I bet somebody has solved this before, but my searches have come up empty.
I want to pack a list of words into a buffer, keeping track of the starting position and length of each word. The trick is that I'd like to pack the buffer efficiently by eliminating the redundancy.
Example: doll dollhouse house
These can be packed into the buffer simply as
dollhouse, remembering that
doll is four letters starting at position 0,
dollhouse is nine letters at 0, and
house is five letters at 3.
What I've come up with so far is:
- Sort the words longest to shortest: (dollhouse, house, doll)
- Scan the buffer to see if the string already exists as a substring, if so note the location.
- If it doesn't already exist, add it to the end of the buffer.
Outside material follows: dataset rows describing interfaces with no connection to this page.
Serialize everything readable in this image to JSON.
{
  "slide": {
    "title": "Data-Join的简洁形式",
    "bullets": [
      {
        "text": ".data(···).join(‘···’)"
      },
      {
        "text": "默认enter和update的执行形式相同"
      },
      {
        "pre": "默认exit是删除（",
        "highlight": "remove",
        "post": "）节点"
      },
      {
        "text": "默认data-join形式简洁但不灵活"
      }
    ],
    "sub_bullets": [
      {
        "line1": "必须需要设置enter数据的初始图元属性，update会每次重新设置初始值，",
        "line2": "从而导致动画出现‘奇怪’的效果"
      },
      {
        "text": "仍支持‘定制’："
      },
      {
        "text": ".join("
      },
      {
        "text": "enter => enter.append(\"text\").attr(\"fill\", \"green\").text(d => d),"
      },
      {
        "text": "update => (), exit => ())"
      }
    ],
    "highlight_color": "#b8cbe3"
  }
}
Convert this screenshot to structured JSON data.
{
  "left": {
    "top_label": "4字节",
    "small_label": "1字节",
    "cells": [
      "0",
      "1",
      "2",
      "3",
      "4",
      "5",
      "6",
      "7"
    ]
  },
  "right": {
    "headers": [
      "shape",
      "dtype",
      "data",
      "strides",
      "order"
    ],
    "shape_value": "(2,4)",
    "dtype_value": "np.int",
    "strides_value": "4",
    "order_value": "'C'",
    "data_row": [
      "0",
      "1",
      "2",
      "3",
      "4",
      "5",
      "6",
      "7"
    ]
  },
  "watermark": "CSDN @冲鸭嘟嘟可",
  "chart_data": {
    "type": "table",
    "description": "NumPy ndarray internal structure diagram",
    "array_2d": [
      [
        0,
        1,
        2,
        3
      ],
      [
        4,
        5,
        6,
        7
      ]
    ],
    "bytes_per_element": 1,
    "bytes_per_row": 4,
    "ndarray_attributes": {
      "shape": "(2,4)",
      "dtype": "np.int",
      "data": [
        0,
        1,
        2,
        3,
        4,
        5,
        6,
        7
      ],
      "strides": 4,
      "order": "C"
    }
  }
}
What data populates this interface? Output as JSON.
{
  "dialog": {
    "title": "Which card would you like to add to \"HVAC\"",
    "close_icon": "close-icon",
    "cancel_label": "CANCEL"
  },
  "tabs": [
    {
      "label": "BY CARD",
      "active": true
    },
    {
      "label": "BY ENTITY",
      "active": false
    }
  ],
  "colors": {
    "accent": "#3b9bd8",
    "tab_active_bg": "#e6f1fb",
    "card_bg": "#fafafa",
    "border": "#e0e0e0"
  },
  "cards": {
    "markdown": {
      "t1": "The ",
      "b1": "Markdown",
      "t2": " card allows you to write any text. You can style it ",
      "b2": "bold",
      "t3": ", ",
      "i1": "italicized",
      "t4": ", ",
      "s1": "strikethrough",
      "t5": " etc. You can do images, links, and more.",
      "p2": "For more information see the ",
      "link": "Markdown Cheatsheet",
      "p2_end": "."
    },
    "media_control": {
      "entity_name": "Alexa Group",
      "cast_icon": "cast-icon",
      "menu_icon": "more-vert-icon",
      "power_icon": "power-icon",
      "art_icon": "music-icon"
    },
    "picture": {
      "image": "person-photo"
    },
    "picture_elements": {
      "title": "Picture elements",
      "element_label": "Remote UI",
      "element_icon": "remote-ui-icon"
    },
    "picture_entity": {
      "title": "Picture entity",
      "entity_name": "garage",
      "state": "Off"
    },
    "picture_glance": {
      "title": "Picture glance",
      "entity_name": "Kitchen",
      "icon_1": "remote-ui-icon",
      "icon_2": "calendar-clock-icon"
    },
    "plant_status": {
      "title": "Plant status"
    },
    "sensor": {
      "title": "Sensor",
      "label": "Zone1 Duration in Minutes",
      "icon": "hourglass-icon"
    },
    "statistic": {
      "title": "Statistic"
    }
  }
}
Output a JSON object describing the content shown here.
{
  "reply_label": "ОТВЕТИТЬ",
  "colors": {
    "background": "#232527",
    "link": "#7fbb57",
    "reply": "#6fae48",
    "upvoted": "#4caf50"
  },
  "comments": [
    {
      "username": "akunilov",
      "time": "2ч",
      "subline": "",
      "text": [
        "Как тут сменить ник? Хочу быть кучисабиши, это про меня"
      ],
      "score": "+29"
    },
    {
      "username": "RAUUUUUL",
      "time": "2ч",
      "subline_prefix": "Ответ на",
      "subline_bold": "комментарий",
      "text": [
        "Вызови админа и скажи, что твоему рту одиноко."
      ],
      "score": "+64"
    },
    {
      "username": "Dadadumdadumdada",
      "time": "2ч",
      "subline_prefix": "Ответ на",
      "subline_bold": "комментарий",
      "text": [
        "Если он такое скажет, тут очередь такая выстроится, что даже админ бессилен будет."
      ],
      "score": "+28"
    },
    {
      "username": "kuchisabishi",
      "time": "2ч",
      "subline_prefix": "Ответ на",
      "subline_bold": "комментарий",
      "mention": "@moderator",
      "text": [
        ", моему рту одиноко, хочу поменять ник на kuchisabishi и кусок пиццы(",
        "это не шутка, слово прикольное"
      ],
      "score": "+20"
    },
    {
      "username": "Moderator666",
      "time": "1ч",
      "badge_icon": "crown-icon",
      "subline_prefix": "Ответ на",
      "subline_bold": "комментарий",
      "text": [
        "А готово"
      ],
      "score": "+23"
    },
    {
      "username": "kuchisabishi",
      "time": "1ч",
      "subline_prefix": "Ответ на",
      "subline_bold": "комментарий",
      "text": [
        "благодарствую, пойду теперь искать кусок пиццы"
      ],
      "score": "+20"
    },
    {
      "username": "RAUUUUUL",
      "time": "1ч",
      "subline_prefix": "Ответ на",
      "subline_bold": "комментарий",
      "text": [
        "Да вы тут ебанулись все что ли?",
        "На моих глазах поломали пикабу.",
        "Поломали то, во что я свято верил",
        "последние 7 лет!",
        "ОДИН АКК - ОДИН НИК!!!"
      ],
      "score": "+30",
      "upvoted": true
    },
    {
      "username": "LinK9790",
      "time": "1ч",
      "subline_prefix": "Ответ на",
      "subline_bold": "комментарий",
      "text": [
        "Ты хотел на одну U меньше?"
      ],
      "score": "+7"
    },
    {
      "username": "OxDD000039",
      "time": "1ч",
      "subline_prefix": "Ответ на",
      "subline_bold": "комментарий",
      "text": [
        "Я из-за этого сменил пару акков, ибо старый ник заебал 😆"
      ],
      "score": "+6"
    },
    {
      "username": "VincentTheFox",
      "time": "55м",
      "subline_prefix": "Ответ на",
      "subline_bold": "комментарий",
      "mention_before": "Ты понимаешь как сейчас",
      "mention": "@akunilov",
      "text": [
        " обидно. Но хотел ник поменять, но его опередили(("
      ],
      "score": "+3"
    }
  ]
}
Since long words often contain shorter words, this works pretty well, but it should be possible to do significantly better. For example, if I extend the word list to include ragdoll, then my algorithm comes up with
dollhouseragdoll which is less efficient than
This is a preprocessing step, so I'm not terribly worried about speed. O(n^2) is fine. On the other hand, my actual list has tens of thousands of words, so O(n!) is probably out of the question.
As a side note, this storage scheme is used for the data in the `name' table of a TrueType font, cf. http://www.microsoft.com/typography/otspec/name.htm